“We have to be top-five , if not No. 1,” said sophomore linebacker Shaq Quarterman, who grew up a fan of Miami’s 2001 defense, which allowed 9.75 points per game and won a national title. “Every championship team, I believe, has a really good defense.”
Last year, despite starting seven freshmen and sophomores, Miami improved in nearly every defensive stat category. It produced its best tackles for loss and sacks totals since 2010 and best rush defense since at least 2008. The Canes held all but one opponent under their season scoring average. It was good for a 9-4 finish and UM’s first bowl win since 2006.
Now that record-setting quarterback Brad Kaaya left for the NFL, the defense will need to be better for Miami to achieve greater.
“We set a standard,” sophomore linebacker Michael Pinckney said. “We’ve got to get to the next level.”
The front, with 6-6 ends Thomas and Joe Jackson (8.5 sacks as a freshman) and bullish junior tackles Kendrick Norton and RJ McIntosh, should dominate most of the offensive lines on UM’s schedule. At linebacker, UM feels sophomore Zach McCloud could steal some of the spotlight Quarterman and Pinckney enjoyed last year. The secondary is replacing do-it-all standout Corn Elder and starting safeties Jamal Carter and Rayshawn Jenkins, but coaches are encouraged by a group of rising replacements that includes The Citadel graduate transfer Dee Delaney, a ballhawking corner.
Coach Mark Richt, who played quarterback at Miami a few years before that ’86 team set the standard, has high hopes.
“They’re very excited about playing as big as any Miami defense has ever played,” coach Mark Richt said. “That’s a huge statement. But that’s how they’re thinking. They’re embracing that.
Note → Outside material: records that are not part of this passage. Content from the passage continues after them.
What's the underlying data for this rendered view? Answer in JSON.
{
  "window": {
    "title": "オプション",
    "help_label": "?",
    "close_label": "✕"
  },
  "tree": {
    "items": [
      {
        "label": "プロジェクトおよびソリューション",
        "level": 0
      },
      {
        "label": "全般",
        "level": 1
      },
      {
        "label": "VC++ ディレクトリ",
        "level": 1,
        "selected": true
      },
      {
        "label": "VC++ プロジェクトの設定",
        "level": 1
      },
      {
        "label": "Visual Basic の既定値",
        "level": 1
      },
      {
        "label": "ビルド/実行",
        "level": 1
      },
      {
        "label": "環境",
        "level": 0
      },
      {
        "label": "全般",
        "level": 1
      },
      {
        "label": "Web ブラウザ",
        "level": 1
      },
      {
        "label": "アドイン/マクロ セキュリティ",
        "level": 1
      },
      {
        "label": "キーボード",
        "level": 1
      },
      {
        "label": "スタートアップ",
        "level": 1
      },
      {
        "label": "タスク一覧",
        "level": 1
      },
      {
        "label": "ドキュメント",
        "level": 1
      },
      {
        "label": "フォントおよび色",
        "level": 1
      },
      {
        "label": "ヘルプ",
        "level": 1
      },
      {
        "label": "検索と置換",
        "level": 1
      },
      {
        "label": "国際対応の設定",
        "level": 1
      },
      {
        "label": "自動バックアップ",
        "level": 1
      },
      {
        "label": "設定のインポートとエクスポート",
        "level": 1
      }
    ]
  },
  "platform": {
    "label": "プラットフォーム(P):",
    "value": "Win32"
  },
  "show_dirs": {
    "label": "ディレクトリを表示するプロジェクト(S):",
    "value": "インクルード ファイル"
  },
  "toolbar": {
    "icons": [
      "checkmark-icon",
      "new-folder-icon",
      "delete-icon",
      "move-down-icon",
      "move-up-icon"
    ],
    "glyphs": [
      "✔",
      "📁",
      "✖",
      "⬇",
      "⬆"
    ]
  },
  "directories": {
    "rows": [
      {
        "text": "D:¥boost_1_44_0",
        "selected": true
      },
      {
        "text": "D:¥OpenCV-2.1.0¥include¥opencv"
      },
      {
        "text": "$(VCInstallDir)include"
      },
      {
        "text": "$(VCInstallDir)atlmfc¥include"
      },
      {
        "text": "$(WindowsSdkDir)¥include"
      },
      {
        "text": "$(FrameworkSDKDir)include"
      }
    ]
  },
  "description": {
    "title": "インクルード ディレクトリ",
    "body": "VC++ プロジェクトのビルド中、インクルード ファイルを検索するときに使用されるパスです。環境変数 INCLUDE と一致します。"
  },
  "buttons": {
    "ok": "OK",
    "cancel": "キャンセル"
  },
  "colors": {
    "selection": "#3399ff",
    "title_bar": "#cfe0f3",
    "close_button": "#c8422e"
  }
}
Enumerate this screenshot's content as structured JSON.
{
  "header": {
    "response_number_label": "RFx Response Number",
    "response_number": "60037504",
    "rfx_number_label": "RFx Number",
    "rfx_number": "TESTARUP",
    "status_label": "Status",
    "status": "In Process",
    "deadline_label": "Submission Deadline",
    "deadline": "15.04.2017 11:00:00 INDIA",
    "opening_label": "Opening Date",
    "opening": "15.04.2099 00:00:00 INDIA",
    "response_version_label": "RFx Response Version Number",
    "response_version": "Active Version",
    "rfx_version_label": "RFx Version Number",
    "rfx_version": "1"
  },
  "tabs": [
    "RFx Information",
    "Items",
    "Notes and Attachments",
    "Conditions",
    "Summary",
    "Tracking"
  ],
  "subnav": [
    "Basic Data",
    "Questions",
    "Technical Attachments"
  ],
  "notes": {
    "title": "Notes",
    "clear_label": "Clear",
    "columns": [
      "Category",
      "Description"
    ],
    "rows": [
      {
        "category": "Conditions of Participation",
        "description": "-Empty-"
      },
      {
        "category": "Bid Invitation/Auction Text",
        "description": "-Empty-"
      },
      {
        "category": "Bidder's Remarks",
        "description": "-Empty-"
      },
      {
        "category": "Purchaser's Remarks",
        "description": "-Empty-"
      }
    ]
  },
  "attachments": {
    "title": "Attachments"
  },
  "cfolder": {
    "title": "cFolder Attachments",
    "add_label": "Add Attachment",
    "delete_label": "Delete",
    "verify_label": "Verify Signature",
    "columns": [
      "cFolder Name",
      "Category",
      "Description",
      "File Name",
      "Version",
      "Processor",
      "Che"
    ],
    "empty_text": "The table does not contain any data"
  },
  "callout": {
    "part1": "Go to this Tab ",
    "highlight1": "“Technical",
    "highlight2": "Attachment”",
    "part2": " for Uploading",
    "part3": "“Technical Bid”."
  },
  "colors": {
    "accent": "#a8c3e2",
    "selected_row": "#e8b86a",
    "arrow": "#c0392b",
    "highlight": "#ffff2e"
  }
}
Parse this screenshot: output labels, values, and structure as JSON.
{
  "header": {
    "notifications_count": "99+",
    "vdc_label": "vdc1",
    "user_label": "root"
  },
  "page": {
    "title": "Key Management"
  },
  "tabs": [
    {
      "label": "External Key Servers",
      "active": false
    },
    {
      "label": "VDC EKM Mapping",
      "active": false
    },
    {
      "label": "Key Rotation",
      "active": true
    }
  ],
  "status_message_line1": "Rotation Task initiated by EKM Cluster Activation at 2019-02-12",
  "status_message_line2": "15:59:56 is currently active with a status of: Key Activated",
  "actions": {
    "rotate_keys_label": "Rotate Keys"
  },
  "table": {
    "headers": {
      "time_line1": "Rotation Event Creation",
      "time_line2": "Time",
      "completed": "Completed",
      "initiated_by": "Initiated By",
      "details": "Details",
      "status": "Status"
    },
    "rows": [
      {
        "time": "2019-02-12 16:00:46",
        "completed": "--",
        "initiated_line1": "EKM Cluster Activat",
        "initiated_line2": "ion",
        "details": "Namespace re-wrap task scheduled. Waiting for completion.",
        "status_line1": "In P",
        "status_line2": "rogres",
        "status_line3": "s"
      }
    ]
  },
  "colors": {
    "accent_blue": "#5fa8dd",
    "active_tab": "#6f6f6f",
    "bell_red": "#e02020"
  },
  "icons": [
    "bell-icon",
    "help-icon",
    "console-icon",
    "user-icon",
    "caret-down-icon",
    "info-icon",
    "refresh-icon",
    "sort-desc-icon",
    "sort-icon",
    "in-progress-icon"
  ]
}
“They want to be great — at least, as great, which is hard to do.”